Home » Headlines » Fires » Empire Fire In Yosemite Now Over 400 Acres
Empire Fire - photo Yosemite Fire and Aviation

Empire Fire In Yosemite Now Over 400 Acres

YOSEMITE — The Empire Fire in Yosemite is now estimated at 412 acres. The lightning-cause fire was first reported on July 31.

It is burning in the wilderness area in a red fire forest, approximately one mile south of the Bridalveil Campground east of Alder Creek drainage and west of Bridalveil Creek drainage, and is being managed for both resource and protection objectives.

Fire behavior has been actively flanking and backing with some single and group tree torching. The fire has been burning in heavy pockets of dead and down timber reducing fuels build-up which increases forest resiliency, say park officials. Projected fire growth is expected in the northeast and southeast flanks.

Alder Creek trail has been closed at Bridalveil Campground to the junction of Deer Camp trail. Signs will be placed at the affected trails this morning. There are no threats to infrastructure at Bridalveil Campground and the remainder of hiking trails in the area remain open at this time.

Alder Creek, Deer Camp and Bridalveil Creek trails will continue to be assessed by fire crews. Future closures will be decided based on fire behavior. The fire is visible from the high country and may be seen from multiple viewpoints in the immediate area off Glacier Point Road.
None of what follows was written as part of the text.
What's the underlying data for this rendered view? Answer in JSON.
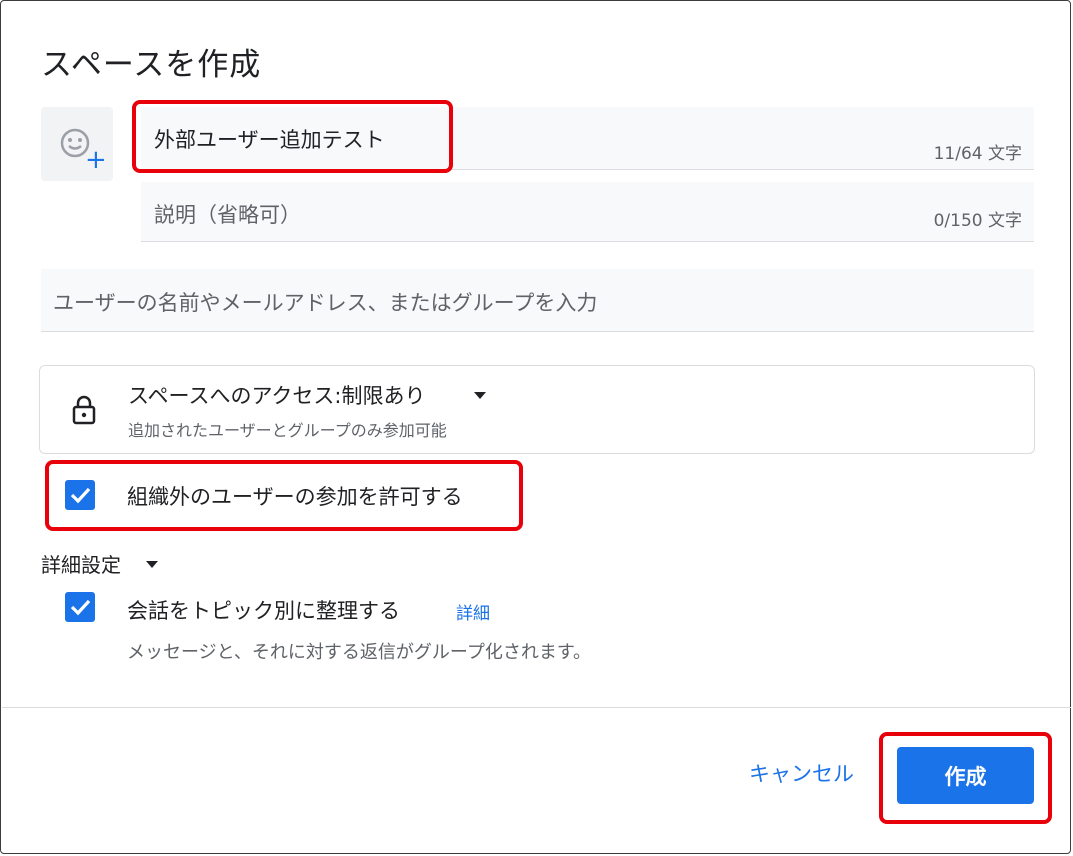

Smoke will be seen in the fire area and in areas surrounding Yosemite National Park, and may impact the Bridalveil Campground. Fire Managers are working with the local Air Quality Districts and will continually be monitoring smoke impacts to the park and local communities. Community members who are sensitive to smoke may want to close their windows and doors and continually monitor the attached air quality links.

The Empire Fire is in a fire-adapted wilderness area. Allowing fires to burn naturally can result in a healthier, more diverse ecosystem, say park officials.

“Reducing fuel buildup minimizes the potential for future catastrophic fires. Although the current fire may have transient, moderate smoke impacts, more severe fires can cause unhealthy levels of smoke for extended periods, over a much wider area.”

Empire Fire locations: N 37° 38.673′ x W 119° 37.096′ at approximately 7300 feet elevation.

For additional Information:

Fire Information: Yose_Fire_Info@nps.gov

Yosemite National Park Fire Information website: http://www.nps.gov/yose/blogs/fireinfo.htm

Facebook: http://www.facebook.com/pages/Yosemite-Wildland-Fire/124632964255395

Twitter: https://twitter.com/YosemiteFire

Air Quality: https://www.nps.gov/yose/learn/nature/aqmonitoring.htm


One comment

  1. “Allowing fires to burn naturally can result in a healthier, more diverse ecosystem, say park officials.”

    Although I agree with this statement, I will always have deep concerns about appropriate fire management. Even prescribed, planned burns, can get out of control. Many of us in the local area foothills will never forget their screw-up with the 2009 Big Meadow Fire.

Leave a Reply

Sierra News Online

Sierra News Online